The most commonly affected kittens are those that live in shelters, multi-cat households, and stray kittens. When a kitten is noticed to have upper respiratory infection, it is important to nurse it back to health.
Upper Respiratory Infection In Kittens:
- Upper respiratory infection or URI can be viral or bacterial in origin.
- URIs can be transmitted via airborne transmission and is thus highly contagious.
- Cats that have acquired the disease and recover are usually contagious for months even years.
- Carrier cats can look normal but can infect other cats when brought into close contact.
- Some cats that have recovered from URI will occasionally experience flare-ups during stress or illness.
- URIs are not life threatening but prolonged and repeated infection can cause serious health problems.
- Most cats recover with home care. In some cases, hospitalization may be needed.
- Known causative agents of URIs in cats include Herpes, Calicivirus, and Chlamydia.
Symptoms of Upper Respiratory Infection in Kittens:
The most common signs of a common URI may include:
- Runny eyes
- Presence of nasal discharge
- Decreased appetite
Signs that require hospitalization:
- Appetite loss
- Nasal congestion
- Breathing through the mouth
- High fever
- Extreme listlessness
How to Treat Upper Respiratory Infection in Kittens:
For uncomplicated URIs:
- Administer the prescribed antibiotics as ordered by the vet.
- Separate the kitten from other cats.
- Keep the kitten in a drat-free room.
- Clear the eyes and nose of discharge using a moistened cotton ball.
- Regularly expose the kitten in a steamed room, such as shower to help with decongestion or use a room vaporizer.

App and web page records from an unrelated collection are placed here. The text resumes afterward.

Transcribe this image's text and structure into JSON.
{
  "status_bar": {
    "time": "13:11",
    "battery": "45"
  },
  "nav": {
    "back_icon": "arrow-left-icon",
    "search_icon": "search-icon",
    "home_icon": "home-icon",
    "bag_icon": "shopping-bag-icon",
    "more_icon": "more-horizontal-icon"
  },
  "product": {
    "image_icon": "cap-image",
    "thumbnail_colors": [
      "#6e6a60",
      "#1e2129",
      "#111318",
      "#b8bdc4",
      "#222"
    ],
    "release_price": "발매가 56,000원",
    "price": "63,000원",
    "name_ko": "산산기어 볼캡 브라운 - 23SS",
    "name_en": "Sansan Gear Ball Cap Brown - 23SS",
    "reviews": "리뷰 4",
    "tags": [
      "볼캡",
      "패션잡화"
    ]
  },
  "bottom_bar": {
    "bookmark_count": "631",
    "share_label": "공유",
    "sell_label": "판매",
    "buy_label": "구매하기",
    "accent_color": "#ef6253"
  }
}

- Encourage water intake, have clean water readily available for the kitten to drink.
- Encourage eating by offering delectable yet healthy foods.